…Bob Tordiff, UE, a proud Canadian, London & Western Ontario Branch
Where are Nancy Cutway and husband Steve of Kingston and District Branch?
To participate, submit a photo of yourself in UELAC promotional gear at a place of some note and tell us where it is (if you are a member of a branch, please indicate that as well). Send your submission to the editor at firstname.lastname@example.org.
- Today in History: Lars D.H. Hedbor @LarsDHHedbor (see his page for associated photos):
- 29 Jun 1776 South-Carolina’s delegate Rutledge to Continental Congress expresses opposition to independence.
- 28 Jun 1776 Spongy palmetto walls @ Ft Sullivan, Charleston SC absorb British navy shot, enable repulsion of attack.
- 27 Jun 1778 NJ Skeptical of success & men, Gen Charles Lee takes command of American advance guard in attack the British rearguard.
- 27 Jun 1775, Continental Congress orders MG Philip John Schuyler to inspect Fort Ticonderoga & Crown Point & glean intelligence.

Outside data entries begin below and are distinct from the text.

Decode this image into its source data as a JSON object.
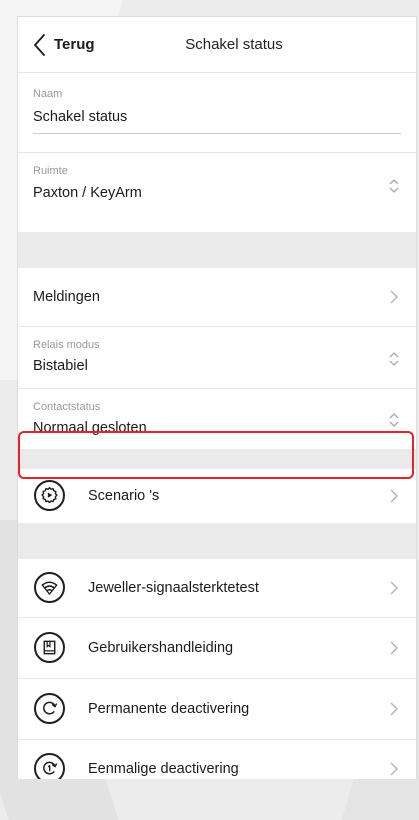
{
  "header": {
    "back_label": "Terug",
    "title": "Schakel status"
  },
  "fields": {
    "naam": {
      "label": "Naam",
      "value": "Schakel status"
    },
    "ruimte": {
      "label": "Ruimte",
      "value": "Paxton / KeyArm"
    }
  },
  "meldingen": {
    "label": "Meldingen"
  },
  "relais": {
    "label": "Relais modus",
    "value": "Bistabiel"
  },
  "contact": {
    "label": "Contactstatus",
    "value": "Normaal gesloten"
  },
  "scenarios": {
    "label": "Scenario 's",
    "icon": "scenario-gear-play-icon"
  },
  "menu": [
    {
      "label": "Jeweller-signaalsterktetest",
      "icon": "signal-strength-icon"
    },
    {
      "label": "Gebruikershandleiding",
      "icon": "user-manual-book-icon"
    },
    {
      "label": "Permanente deactivering",
      "icon": "permanent-deactivation-icon"
    },
    {
      "label": "Eenmalige deactivering",
      "icon": "one-time-deactivation-icon"
    }
  ],
  "colors": {
    "highlight": "#e3242b",
    "text": "#1b1b1b",
    "sublabel": "#9a9a9a",
    "section_gap": "#eaeaea"
  }
}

- 26 Jun 1775 Washington states intention to return to private life following the “establishment of American liberty.”
- 25 Jun 1775 Washington arrives in NYC, inspects Hamilton’s forces as he passes through on his way to Boston.
- Visiting Gavelton Meeting House in Yarmouth Co., Nova Scotia. It was named for United Empire Loyalist John Gavel. Watch this video on Gavelton Meeting House and cemetery.
- Townsend: We’re back at George Washington’s Mount Vernon! Once again, we’re joined by Deb Colburn and today she has a recipe for “Hoe Cakes”. A delicious and easy Cornmeal Pancake that you have to try!
As I plan to be away from June 30 until July 10, and essentially out of touch by voice or email, I am setting this up on Thursday evening for distribution on July 2 – not such a short issue after all. The subsequent one is most likely to be a couple of days late ie quite possibly not until July 11. It will likely be rather brief.
Does anyone know if George Millward McDougall who was born in Kingston on Sept 9, 1821, has Loyalist background? He married Elizabeth Chantler in 1842 and died on January 25, 1876, the year after he and his son, John, built a Methodist church in Morley, Alberta. McDougall apparently died during a blizzard while on a bison hunt in what is now part of Calgary.
The McDougall Stoney Mission Church recently burned down (some suspicion of arson) and there are plans to rebuild it as a church or as an Interpretive Centre. Some members of the Calgary Branch think that this location would be a good place for a Loyalist plaque, i.e., if McDougall has a Loyalist background. Please email Linda McClelland at email@example.com if you have any information.